Could the data below be printed out exactly, with the pictures left out?
• • • •
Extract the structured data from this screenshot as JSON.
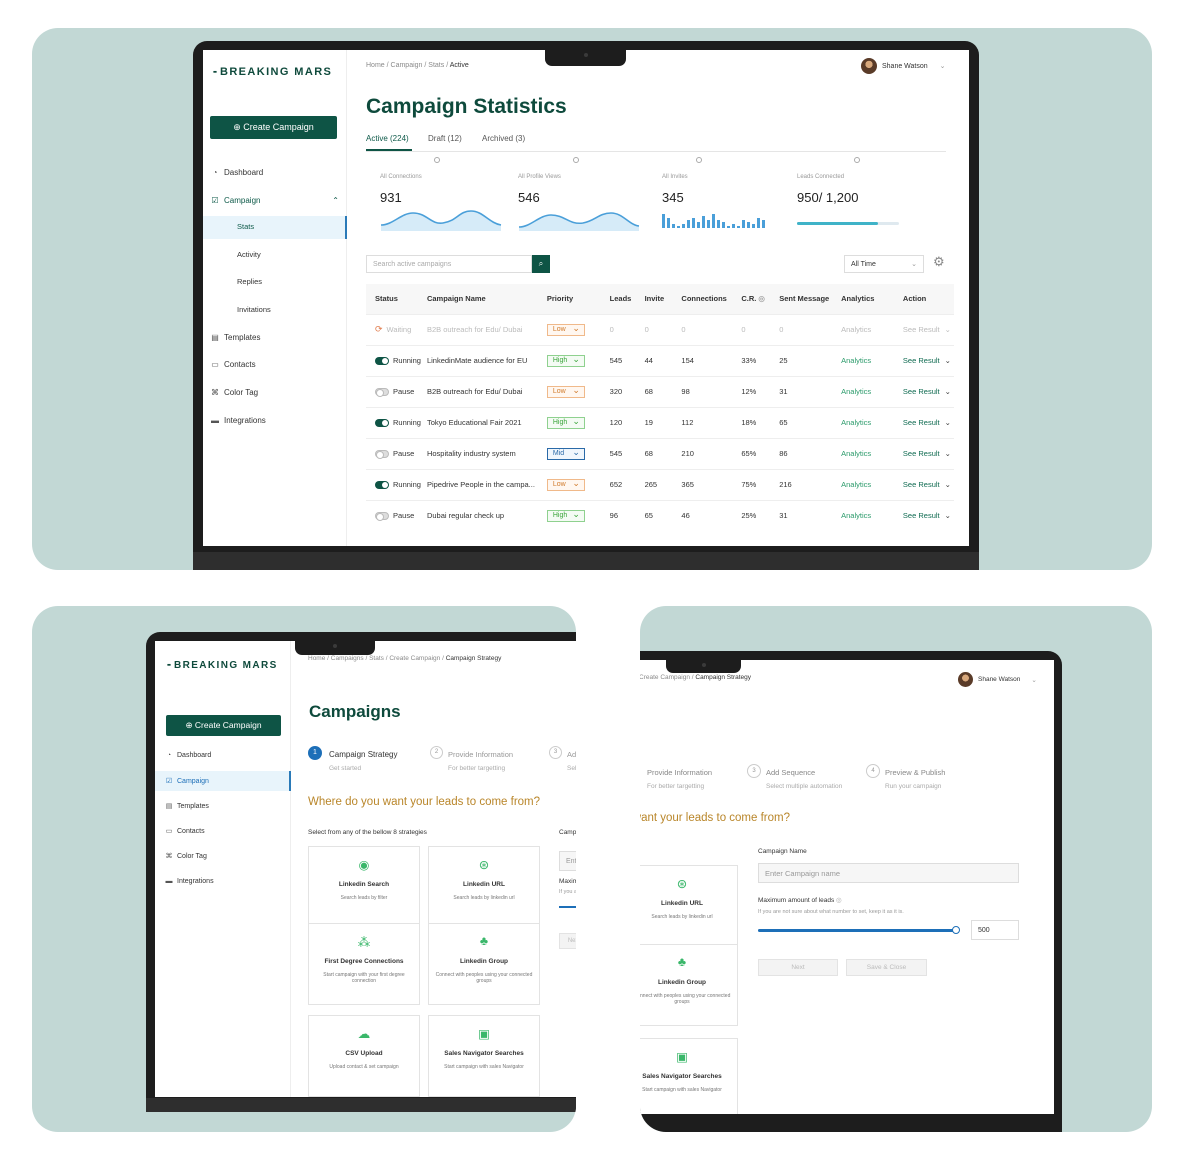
{
  "brand": "BREAKING MARS",
  "user_name": "Shane Watson",
  "create_campaign": "Create Campaign",
  "nav": {
    "dashboard": "Dashboard",
    "campaign": "Campaign",
    "stats": "Stats",
    "activity": "Activity",
    "replies": "Replies",
    "invitations": "Invitations",
    "templates": "Templates",
    "contacts": "Contacts",
    "color_tag": "Color Tag",
    "integrations": "Integrations"
  },
  "stats_screen": {
    "breadcrumb": [
      "Home",
      "Campaign",
      "Stats",
      "Active"
    ],
    "title": "Campaign Statistics",
    "tabs": [
      "Active (224)",
      "Draft (12)",
      "Archived (3)"
    ],
    "stats": [
      {
        "label": "All Connections",
        "value": "931"
      },
      {
        "label": "All Profile Views",
        "value": "546"
      },
      {
        "label": "All Invites",
        "value": "345"
      },
      {
        "label": "Leads Connected",
        "value": "950/ 1,200",
        "progress": 0.79
      }
    ],
    "search_placeholder": "Search active campaigns",
    "time_filter": "All Time",
    "columns": [
      "Status",
      "Campaign Name",
      "Priority",
      "Leads",
      "Invite",
      "Connections",
      "C.R.",
      "Sent Message",
      "Analytics",
      "Action"
    ],
    "rows": [
      {
        "status": "Waiting",
        "name": "B2B outreach for Edu/ Dubai",
        "priority": "Low",
        "leads": "0",
        "invite": "0",
        "connections": "0",
        "cr": "0",
        "sent": "0",
        "analytics": "Analytics",
        "action": "See Result"
      },
      {
        "status": "Running",
        "name": "LinkedinMate audience for EU",
        "priority": "High",
        "leads": "545",
        "invite": "44",
        "connections": "154",
        "cr": "33%",
        "sent": "25",
        "analytics": "Analytics",
        "action": "See Result"
      },
      {
        "status": "Pause",
        "name": "B2B outreach for Edu/ Dubai",
        "priority": "Low",
        "leads": "320",
        "invite": "68",
        "connections": "98",
        "cr": "12%",
        "sent": "31",
        "analytics": "Analytics",
        "action": "See Result"
      },
      {
        "status": "Running",
        "name": "Tokyo Educational Fair 2021",
        "priority": "High",
        "leads": "120",
        "invite": "19",
        "connections": "112",
        "cr": "18%",
        "sent": "65",
        "analytics": "Analytics",
        "action": "See Result"
      },
      {
        "status": "Pause",
        "name": "Hospitality industry system",
        "priority": "Mid",
        "leads": "545",
        "invite": "68",
        "connections": "210",
        "cr": "65%",
        "sent": "86",
        "analytics": "Analytics",
        "action": "See Result"
      },
      {
        "status": "Running",
        "name": "Pipedrive People in the campa...",
        "priority": "Low",
        "leads": "652",
        "invite": "265",
        "connections": "365",
        "cr": "75%",
        "sent": "216",
        "analytics": "Analytics",
        "action": "See Result"
      },
      {
        "status": "Pause",
        "name": "Dubai regular check up",
        "priority": "High",
        "leads": "96",
        "invite": "65",
        "connections": "46",
        "cr": "25%",
        "sent": "31",
        "analytics": "Analytics",
        "action": "See Result"
      }
    ]
  },
  "campaign_screen": {
    "breadcrumb": [
      "Home",
      "Campaigns",
      "Stats",
      "Create Campaign",
      "Campaign Strategy"
    ],
    "title": "Campaigns",
    "steps": [
      {
        "num": "1",
        "title": "Campaign Strategy",
        "sub": "Get started"
      },
      {
        "num": "2",
        "title": "Provide Information",
        "sub": "For better targetting"
      },
      {
        "num": "3",
        "title": "Add Sequence",
        "sub": "Select multiple automation"
      },
      {
        "num": "4",
        "title": "Preview & Publish",
        "sub": "Run your campaign"
      }
    ],
    "question": "Where do you want your leads to come from?",
    "select_hint": "Select from any of the bellow 8 strategies",
    "cards": [
      {
        "icon": "globe-search-icon",
        "title": "Linkedin Search",
        "desc": "Search leads by filter"
      },
      {
        "icon": "link-globe-icon",
        "title": "Linkedin URL",
        "desc": "Search leads by linkedin url"
      },
      {
        "icon": "connections-icon",
        "title": "First Degree Connections",
        "desc": "Start campaign with your first degree connection"
      },
      {
        "icon": "group-icon",
        "title": "Linkedin Group",
        "desc": "Connect with peoples using your connected groups"
      },
      {
        "icon": "cloud-upload-icon",
        "title": "CSV Upload",
        "desc": "Upload contact & set campaign"
      },
      {
        "icon": "navigator-icon",
        "title": "Sales Navigator Searches",
        "desc": "Start campaign with sales Navigator"
      }
    ],
    "campaign_name_label": "Campaign Name",
    "campaign_name_placeholder": "Enter Campaign name",
    "max_leads_label": "Maximum amount of leads",
    "max_leads_hint": "If you are not sure about what number to set, keep it as it is.",
    "max_leads_value": "500",
    "max_leads_fraction": 1.0,
    "next_label": "Next",
    "save_close_label": "Save & Close"
  },
  "colors": {
    "brand_green": "#0e5445",
    "accent_blue": "#1d6fb8",
    "question_gold": "#b9862a",
    "panel_bg": "#c2d8d5"
  }
}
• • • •
Response to the exercise
Extract the structured data from this screenshot as JSON.
{
  "brand": "BREAKING MARS",
  "user_name": "Shane Watson",
  "create_campaign": "Create Campaign",
  "nav": {
    "dashboard": "Dashboard",
    "campaign": "Campaign",
    "stats": "Stats",
    "activity": "Activity",
    "replies": "Replies",
    "invitations": "Invitations",
    "templates": "Templates",
    "contacts": "Contacts",
    "color_tag": "Color Tag",
    "integrations": "Integrations"
  },
  "stats_screen": {
    "breadcrumb": [
      "Home",
      "Campaign",
      "Stats",
      "Active"
    ],
    "title": "Campaign Statistics",
    "tabs": [
      "Active (224)",
      "Draft (12)",
      "Archived (3)"
    ],
    "stats": [
      {
        "label": "All Connections",
        "value": "931"
      },
      {
        "label": "All Profile Views",
        "value": "546"
      },
      {
        "label": "All Invites",
        "value": "345"
      },
      {
        "label": "Leads Connected",
        "value": "950/ 1,200",
        "progress": 0.79
      }
    ],
    "search_placeholder": "Search active campaigns",
    "time_filter": "All Time",
    "columns": [
      "Status",
      "Campaign Name",
      "Priority",
      "Leads",
      "Invite",
      "Connections",
      "C.R.",
      "Sent Message",
      "Analytics",
      "Action"
    ],
    "rows": [
      {
        "status": "Waiting",
        "name": "B2B outreach for Edu/ Dubai",
        "priority": "Low",
        "leads": "0",
        "invite": "0",
        "connections": "0",
        "cr": "0",
        "sent": "0",
        "analytics": "Analytics",
        "action": "See Result"
      },
      {
        "status": "Running",
        "name": "LinkedinMate audience for EU",
        "priority": "High",
        "leads": "545",
        "invite": "44",
        "connections": "154",
        "cr": "33%",
        "sent": "25",
        "analytics": "Analytics",
        "action": "See Result"
      },
      {
        "status": "Pause",
        "name": "B2B outreach for Edu/ Dubai",
        "priority": "Low",
        "leads": "320",
        "invite": "68",
        "connections": "98",
        "cr": "12%",
        "sent": "31",
        "analytics": "Analytics",
        "action": "See Result"
      },
      {
        "status": "Running",
        "name": "Tokyo Educational Fair 2021",
        "priority": "High",
        "leads": "120",
        "invite": "19",
        "connections": "112",
        "cr": "18%",
        "sent": "65",
        "analytics": "Analytics",
        "action": "See Result"
      },
      {
        "status": "Pause",
        "name": "Hospitality industry system",
        "priority": "Mid",
        "leads": "545",
        "invite": "68",
        "connections": "210",
        "cr": "65%",
        "sent": "86",
        "analytics": "Analytics",
        "action": "See Result"
      },
      {
        "status": "Running",
        "name": "Pipedrive People in the campa...",
        "priority": "Low",
        "leads": "652",
        "invite": "265",
        "connections": "365",
        "cr": "75%",
        "sent": "216",
        "analytics": "Analytics",
        "action": "See Result"
      },
      {
        "status": "Pause",
        "name": "Dubai regular check up",
        "priority": "High",
        "leads": "96",
        "invite": "65",
        "connections": "46",
        "cr": "25%",
        "sent": "31",
        "analytics": "Analytics",
        "action": "See Result"
      }
    ]
  },
  "campaign_screen": {
    "breadcrumb": [
      "Home",
      "Campaigns",
      "Stats",
      "Create Campaign",
      "Campaign Strategy"
    ],
    "title": "Campaigns",
    "steps": [
      {
        "num": "1",
        "title": "Campaign Strategy",
        "sub": "Get started"
      },
      {
        "num": "2",
        "title": "Provide Information",
        "sub": "For better targetting"
      },
      {
        "num": "3",
        "title": "Add Sequence",
        "sub": "Select multiple automation"
      },
      {
        "num": "4",
        "title": "Preview & Publish",
        "sub": "Run your campaign"
      }
    ],
    "question": "Where do you want your leads to come from?",
    "select_hint": "Select from any of the bellow 8 strategies",
    "cards": [
      {
        "icon": "globe-search-icon",
        "title": "Linkedin Search",
        "desc": "Search leads by filter"
      },
      {
        "icon": "link-globe-icon",
        "title": "Linkedin URL",
        "desc": "Search leads by linkedin url"
      },
      {
        "icon": "connections-icon",
        "title": "First Degree Connections",
        "desc": "Start campaign with your first degree connection"
      },
      {
        "icon": "group-icon",
        "title": "Linkedin Group",
        "desc": "Connect with peoples using your connected groups"
      },
      {
        "icon": "cloud-upload-icon",
        "title": "CSV Upload",
        "desc": "Upload contact & set campaign"
      },
      {
        "icon": "navigator-icon",
        "title": "Sales Navigator Searches",
        "desc": "Start campaign with sales Navigator"
      }
    ],
    "campaign_name_label": "Campaign Name",
    "campaign_name_placeholder": "Enter Campaign name",
    "max_leads_label": "Maximum amount of leads",
    "max_leads_hint": "If you are not sure about what number to set, keep it as it is.",
    "max_leads_value": "500",
    "max_leads_fraction": 1.0,
    "next_label": "Next",
    "save_close_label": "Save & Close"
  },
  "colors": {
    "brand_green": "#0e5445",
    "accent_blue": "#1d6fb8",
    "question_gold": "#b9862a",
    "panel_bg": "#c2d8d5"
  }
}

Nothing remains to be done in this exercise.